The film has three heroes of sorts: Lee (Bruce Lee), a martial arts expert and all round good guy who agrees to work for British intelligence by infiltrating a tournament; Roper (John Saxon), a compromised man desperate for the money which victory could bring, but still holding onto some vestige of his old values; and Williams (Jim Kelly), an old army friend of Roper’s whose is there to compete but gets drawn into other events. Presiding over the tournament is Han (scheming villain specialist Shih Kien), a mysteriously wealthy man who may be a crime lord and runs the island where it’s taking place like his own personal fiefdom. A brutal decision which he makes early on establishes the danger which he represents and makes the various competitors realise that, win or lose, they’ll still need a measure of luck to escape with their lives.
The story may be a bit flimsy but the acting is better than might be expected given that everyone has been cast with other skills foremost in mind. Lee is terrific and his natural charisma gives the film the energy it needs in sequences where he sneaks around at night trying to find out what Han is really up to. It should go without saying that he’s amazing in the fight scenes, both in and out of the tournament arena, even if he does get a little help from a body double to give his character some additional moves. The film does a good job of balancing the formally stages fighty sequences with more sinister goings-on, and when Han ultimately decides to address his displeasure with two of our heroes in public, there’s a truly spectacular showdown.
Of course, simply fighting a lot of people doesn’t cut it, and although Lee has a personal quest to undertake along the way, he ultimately needs to take on the big boss. Han is distinguished as a fighter by the presence of an iron hand to which he can attach various weapons, and Kien is sufficiently skilled to move with this in a way which convinces, creating a formidable foe. Their final fight in a hall of mirrors (again – ahem – mirrored in the following year’s Bond outing, and reprised many times in film since) succeeds in making Lee seem vulnerable despite everything we’ve seen him achieve, and will keep you on the edge of your seat.
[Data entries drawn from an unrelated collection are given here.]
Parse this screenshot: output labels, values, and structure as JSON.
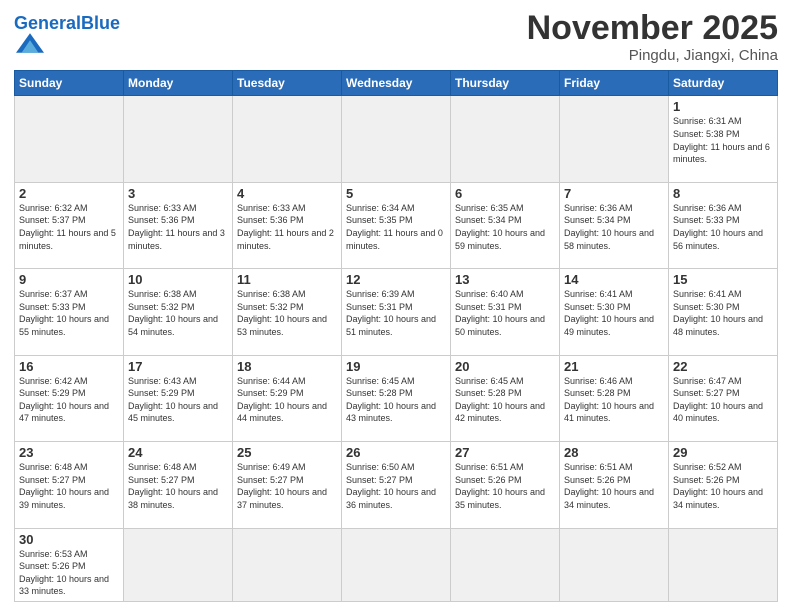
{
  "header": {
    "logo_general": "General",
    "logo_blue": "Blue",
    "month_title": "November 2025",
    "subtitle": "Pingdu, Jiangxi, China"
  },
  "weekdays": [
    "Sunday",
    "Monday",
    "Tuesday",
    "Wednesday",
    "Thursday",
    "Friday",
    "Saturday"
  ],
  "days": [
    {
      "num": "",
      "sunrise": "",
      "sunset": "",
      "daylight": "",
      "empty": true
    },
    {
      "num": "",
      "sunrise": "",
      "sunset": "",
      "daylight": "",
      "empty": true
    },
    {
      "num": "",
      "sunrise": "",
      "sunset": "",
      "daylight": "",
      "empty": true
    },
    {
      "num": "",
      "sunrise": "",
      "sunset": "",
      "daylight": "",
      "empty": true
    },
    {
      "num": "",
      "sunrise": "",
      "sunset": "",
      "daylight": "",
      "empty": true
    },
    {
      "num": "",
      "sunrise": "",
      "sunset": "",
      "daylight": "",
      "empty": true
    },
    {
      "num": "1",
      "sunrise": "Sunrise: 6:31 AM",
      "sunset": "Sunset: 5:38 PM",
      "daylight": "Daylight: 11 hours and 6 minutes.",
      "empty": false
    },
    {
      "num": "2",
      "sunrise": "Sunrise: 6:32 AM",
      "sunset": "Sunset: 5:37 PM",
      "daylight": "Daylight: 11 hours and 5 minutes.",
      "empty": false
    },
    {
      "num": "3",
      "sunrise": "Sunrise: 6:33 AM",
      "sunset": "Sunset: 5:36 PM",
      "daylight": "Daylight: 11 hours and 3 minutes.",
      "empty": false
    },
    {
      "num": "4",
      "sunrise": "Sunrise: 6:33 AM",
      "sunset": "Sunset: 5:36 PM",
      "daylight": "Daylight: 11 hours and 2 minutes.",
      "empty": false
    },
    {
      "num": "5",
      "sunrise": "Sunrise: 6:34 AM",
      "sunset": "Sunset: 5:35 PM",
      "daylight": "Daylight: 11 hours and 0 minutes.",
      "empty": false
    },
    {
      "num": "6",
      "sunrise": "Sunrise: 6:35 AM",
      "sunset": "Sunset: 5:34 PM",
      "daylight": "Daylight: 10 hours and 59 minutes.",
      "empty": false
    },
    {
      "num": "7",
      "sunrise": "Sunrise: 6:36 AM",
      "sunset": "Sunset: 5:34 PM",
      "daylight": "Daylight: 10 hours and 58 minutes.",
      "empty": false
    },
    {
      "num": "8",
      "sunrise": "Sunrise: 6:36 AM",
      "sunset": "Sunset: 5:33 PM",
      "daylight": "Daylight: 10 hours and 56 minutes.",
      "empty": false
    },
    {
      "num": "9",
      "sunrise": "Sunrise: 6:37 AM",
      "sunset": "Sunset: 5:33 PM",
      "daylight": "Daylight: 10 hours and 55 minutes.",
      "empty": false
    },
    {
      "num": "10",
      "sunrise": "Sunrise: 6:38 AM",
      "sunset": "Sunset: 5:32 PM",
      "daylight": "Daylight: 10 hours and 54 minutes.",
      "empty": false
    },
    {
      "num": "11",
      "sunrise": "Sunrise: 6:38 AM",
      "sunset": "Sunset: 5:32 PM",
      "daylight": "Daylight: 10 hours and 53 minutes.",
      "empty": false
    },
    {
      "num": "12",
      "sunrise": "Sunrise: 6:39 AM",
      "sunset": "Sunset: 5:31 PM",
      "daylight": "Daylight: 10 hours and 51 minutes.",
      "empty": false
    },
    {
      "num": "13",
      "sunrise": "Sunrise: 6:40 AM",
      "sunset": "Sunset: 5:31 PM",
      "daylight": "Daylight: 10 hours and 50 minutes.",
      "empty": false
    },
    {
      "num": "14",
      "sunrise": "Sunrise: 6:41 AM",
      "sunset": "Sunset: 5:30 PM",
      "daylight": "Daylight: 10 hours and 49 minutes.",
      "empty": false
    },
    {
      "num": "15",
      "sunrise": "Sunrise: 6:41 AM",
      "sunset": "Sunset: 5:30 PM",
      "daylight": "Daylight: 10 hours and 48 minutes.",
      "empty": false
    },
    {
      "num": "16",
      "sunrise": "Sunrise: 6:42 AM",
      "sunset": "Sunset: 5:29 PM",
      "daylight": "Daylight: 10 hours and 47 minutes.",
      "empty": false
    },
    {
      "num": "17",
      "sunrise": "Sunrise: 6:43 AM",
      "sunset": "Sunset: 5:29 PM",
      "daylight": "Daylight: 10 hours and 45 minutes.",
      "empty": false
    },
    {
      "num": "18",
      "sunrise": "Sunrise: 6:44 AM",
      "sunset": "Sunset: 5:29 PM",
      "daylight": "Daylight: 10 hours and 44 minutes.",
      "empty": false
    },
    {
      "num": "19",
      "sunrise": "Sunrise: 6:45 AM",
      "sunset": "Sunset: 5:28 PM",
      "daylight": "Daylight: 10 hours and 43 minutes.",
      "empty": false
    },
    {
      "num": "20",
      "sunrise": "Sunrise: 6:45 AM",
      "sunset": "Sunset: 5:28 PM",
      "daylight": "Daylight: 10 hours and 42 minutes.",
      "empty": false
    },
    {
      "num": "21",
      "sunrise": "Sunrise: 6:46 AM",
      "sunset": "Sunset: 5:28 PM",
      "daylight": "Daylight: 10 hours and 41 minutes.",
      "empty": false
    },
    {
      "num": "22",
      "sunrise": "Sunrise: 6:47 AM",
      "sunset": "Sunset: 5:27 PM",
      "daylight": "Daylight: 10 hours and 40 minutes.",
      "empty": false
    },
    {
      "num": "23",
      "sunrise": "Sunrise: 6:48 AM",
      "sunset": "Sunset: 5:27 PM",
      "daylight": "Daylight: 10 hours and 39 minutes.",
      "empty": false
    },
    {
      "num": "24",
      "sunrise": "Sunrise: 6:48 AM",
      "sunset": "Sunset: 5:27 PM",
      "daylight": "Daylight: 10 hours and 38 minutes.",
      "empty": false
    },
    {
      "num": "25",
      "sunrise": "Sunrise: 6:49 AM",
      "sunset": "Sunset: 5:27 PM",
      "daylight": "Daylight: 10 hours and 37 minutes.",
      "empty": false
    },
    {
      "num": "26",
      "sunrise": "Sunrise: 6:50 AM",
      "sunset": "Sunset: 5:27 PM",
      "daylight": "Daylight: 10 hours and 36 minutes.",
      "empty": false
    },
    {
      "num": "27",
      "sunrise": "Sunrise: 6:51 AM",
      "sunset": "Sunset: 5:26 PM",
      "daylight": "Daylight: 10 hours and 35 minutes.",
      "empty": false
    },
    {
      "num": "28",
      "sunrise": "Sunrise: 6:51 AM",
      "sunset": "Sunset: 5:26 PM",
      "daylight": "Daylight: 10 hours and 34 minutes.",
      "empty": false
    },
    {
      "num": "29",
      "sunrise": "Sunrise: 6:52 AM",
      "sunset": "Sunset: 5:26 PM",
      "daylight": "Daylight: 10 hours and 34 minutes.",
      "empty": false
    },
    {
      "num": "30",
      "sunrise": "Sunrise: 6:53 AM",
      "sunset": "Sunset: 5:26 PM",
      "daylight": "Daylight: 10 hours and 33 minutes.",
      "empty": false
    },
    {
      "num": "",
      "sunrise": "",
      "sunset": "",
      "daylight": "",
      "empty": true
    },
    {
      "num": "",
      "sunrise": "",
      "sunset": "",
      "daylight": "",
      "empty": true
    },
    {
      "num": "",
      "sunrise": "",
      "sunset": "",
      "daylight": "",
      "empty": true
    },
    {
      "num": "",
      "sunrise": "",
      "sunset": "",
      "daylight": "",
      "empty": true
    },
    {
      "num": "",
      "sunrise": "",
      "sunset": "",
      "daylight": "",
      "empty": true
    },
    {
      "num": "",
      "sunrise": "",
      "sunset": "",
      "daylight": "",
      "empty": true
    }
  ]
}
Despite all this going in its favour, the film looks pretty rough in places, and dramatic scenes give the impression of having been rather hastily thrown together, but fans of the Shaw Brothers hits which preceded it will find that its lack of sophistication sometimes adds to its charm. The dialogue may be a bit cheesy but is well delivered, and its bright colours add to its energy – all the more so when it was first released, at a time when most people were still watching television (if they owned one at all) in black and white. Enjoying a 50th anniversary outing at Tribeca 2023, it’s a film which everyone should watch at least once, and which, for many, will become an enduring favourite.Reviewed on: 15 Jun 2023